    Cottel WI (1986) Skin tumors I: Basal and squamous cell carcinomas. Sel Read Plast Surg 4 (6): 6–22Google Scholar
  3. 3.
    Haynes HA, Mead KW, Goldwyn RM (1985) Cancers of the skin. In: DeVita VT Jr, Hellman S, Rosenberg SA (eds) Cancer: Principles and practice of oncology, 2nd edn. Lippincott, Philadelphia, pp 1343–1369Google Scholar
  4. 4.
    Browder JP, Tomsick RS (1983) Basal cell epithelioma: types, treatment methods, and prognosis. Postgrad Med 73 (2): 161–168PubMedGoogle Scholar
  5. 5.
    Swanson NA (1983) Basal cell carcinoma. Treatment modalities and recommendations. Prim Care 10: 443–458PubMedGoogle Scholar
  6. 6.
    Witkowski JA, Parish LC (1982) Basal cell cancer: a curable malignancy. Drug Ther 12(11): 159–161, 164–165Google Scholar
  7. 7.
    Albright SD (1982) Treatment of skin cancer using multiple modalities. J Am Acad Dermatol 7: 143–171PubMedCrossRefGoogle Scholar
  8. 8.
    Casson P (1980) Basal cell carcinoma. Clin Plast Surg 7 (3): 301PubMedGoogle Scholar
  9. 9.
    Helm F (ed) (1979) Cancer dermatology. Lea and Febiger, Philadelphia, pp 325–481Google Scholar
  10. 10.
    Epstein E (ed) (1984) Controversies in dermatology. Saunders, Philadelphia, pp 107–133, 163–184Google Scholar
  11. 11.
    Peck GL (1985) Therapy and prevention of skin cancer. In: Saurat JH (ed) Retinoids: new trends in research and therapy. Karger, Basel, pp 345–354Google Scholar

Copyright information

© Springer-Verlag Berlin Heidelberg 1989
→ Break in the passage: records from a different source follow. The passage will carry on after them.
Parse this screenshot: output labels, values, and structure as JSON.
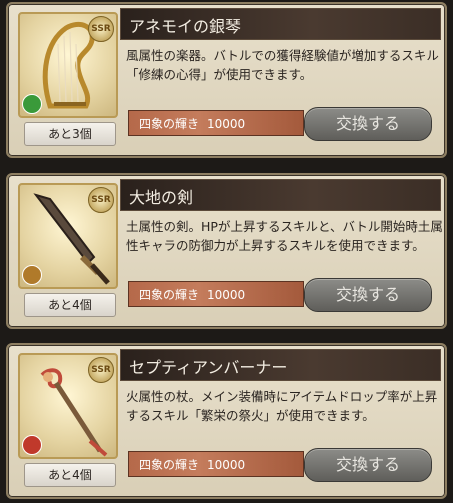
{
  "cards": [
    {
      "name": "アネモイの銀琴",
      "description": "風属性の楽器。バトルでの獲得経験値が増加するスキル「修練の心得」が使用できます。",
      "remaining": "あと3個",
      "cost_label": "四象の輝き",
      "cost_value": "10000",
      "button": "交換する",
      "rarity": "SSR",
      "element_color": "#3a9a3a",
      "icon": "harp-icon"
    },
    {
      "name": "大地の剣",
      "description": "土属性の剣。HPが上昇するスキルと、バトル開始時土属性キャラの防御力が上昇するスキルを使用できます。",
      "remaining": "あと4個",
      "cost_label": "四象の輝き",
      "cost_value": "10000",
      "button": "交換する",
      "rarity": "SSR",
      "element_color": "#b07a2a",
      "icon": "sword-icon"
    },
    {
      "name": "セプティアンバーナー",
      "description": "火属性の杖。メイン装備時にアイテムドロップ率が上昇するスキル「繁栄の祭火」が使用できます。",
      "remaining": "あと4個",
      "cost_label": "四象の輝き",
      "cost_value": "10000",
      "button": "交換する",
      "rarity": "SSR",
      "element_color": "#c0392b",
      "icon": "staff-icon"
    }
  ]
}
Authors and Affiliations

  • D. S. Sarnoff
  • G. L. Peck

There are no affiliations available

Personalised recommendations